> **Activity**
Line for line, return the data exactly, omitting all pictures.

Task input Start Marker

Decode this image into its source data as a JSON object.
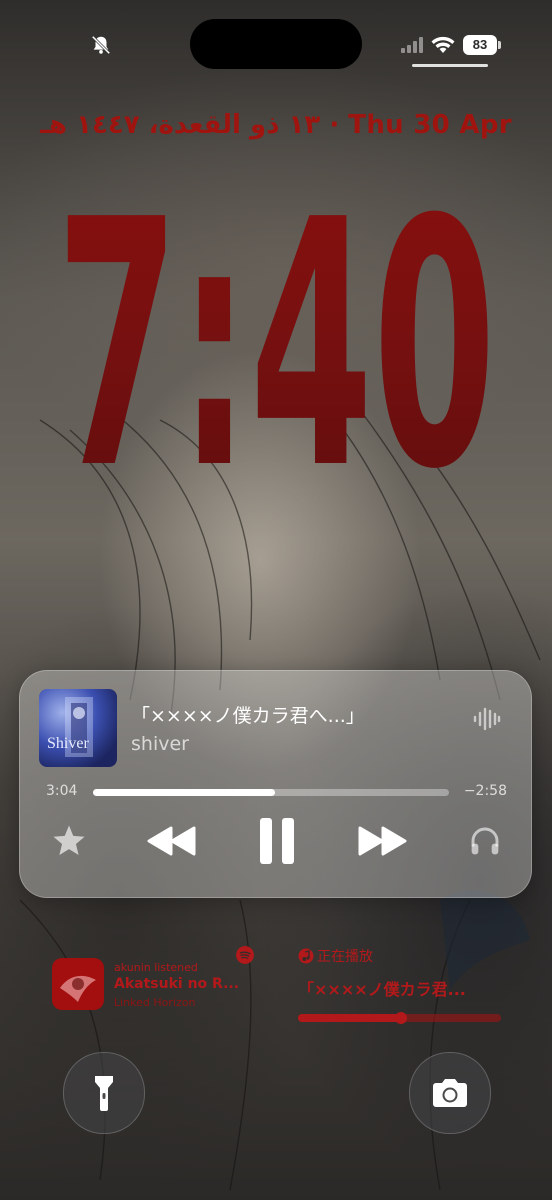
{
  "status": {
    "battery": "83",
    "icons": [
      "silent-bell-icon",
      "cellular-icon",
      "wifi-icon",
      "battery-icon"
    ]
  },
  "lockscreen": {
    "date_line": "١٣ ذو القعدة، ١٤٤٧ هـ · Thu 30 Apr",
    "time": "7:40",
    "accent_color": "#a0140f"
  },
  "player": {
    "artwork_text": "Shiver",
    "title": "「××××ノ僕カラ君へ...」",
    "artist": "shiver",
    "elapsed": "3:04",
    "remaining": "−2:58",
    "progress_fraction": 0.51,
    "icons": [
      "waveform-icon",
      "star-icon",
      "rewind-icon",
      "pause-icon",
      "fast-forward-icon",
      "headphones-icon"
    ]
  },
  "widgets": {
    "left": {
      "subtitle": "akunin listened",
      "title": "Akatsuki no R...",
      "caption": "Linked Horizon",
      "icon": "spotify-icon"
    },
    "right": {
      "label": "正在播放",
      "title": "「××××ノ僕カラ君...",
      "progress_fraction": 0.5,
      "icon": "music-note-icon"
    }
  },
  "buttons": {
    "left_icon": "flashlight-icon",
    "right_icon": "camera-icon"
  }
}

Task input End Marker

> **Result**
Decode this image into its source data as a JSON object.
{
  "status": {
    "battery": "83",
    "icons": [
      "silent-bell-icon",
      "cellular-icon",
      "wifi-icon",
      "battery-icon"
    ]
  },
  "lockscreen": {
    "date_line": "١٣ ذو القعدة، ١٤٤٧ هـ · Thu 30 Apr",
    "time": "7:40",
    "accent_color": "#a0140f"
  },
  "player": {
    "artwork_text": "Shiver",
    "title": "「××××ノ僕カラ君へ...」",
    "artist": "shiver",
    "elapsed": "3:04",
    "remaining": "−2:58",
    "progress_fraction": 0.51,
    "icons": [
      "waveform-icon",
      "star-icon",
      "rewind-icon",
      "pause-icon",
      "fast-forward-icon",
      "headphones-icon"
    ]
  },
  "widgets": {
    "left": {
      "subtitle": "akunin listened",
      "title": "Akatsuki no R...",
      "caption": "Linked Horizon",
      "icon": "spotify-icon"
    },
    "right": {
      "label": "正在播放",
      "title": "「××××ノ僕カラ君...",
      "progress_fraction": 0.5,
      "icon": "music-note-icon"
    }
  },
  "buttons": {
    "left_icon": "flashlight-icon",
    "right_icon": "camera-icon"
  }
}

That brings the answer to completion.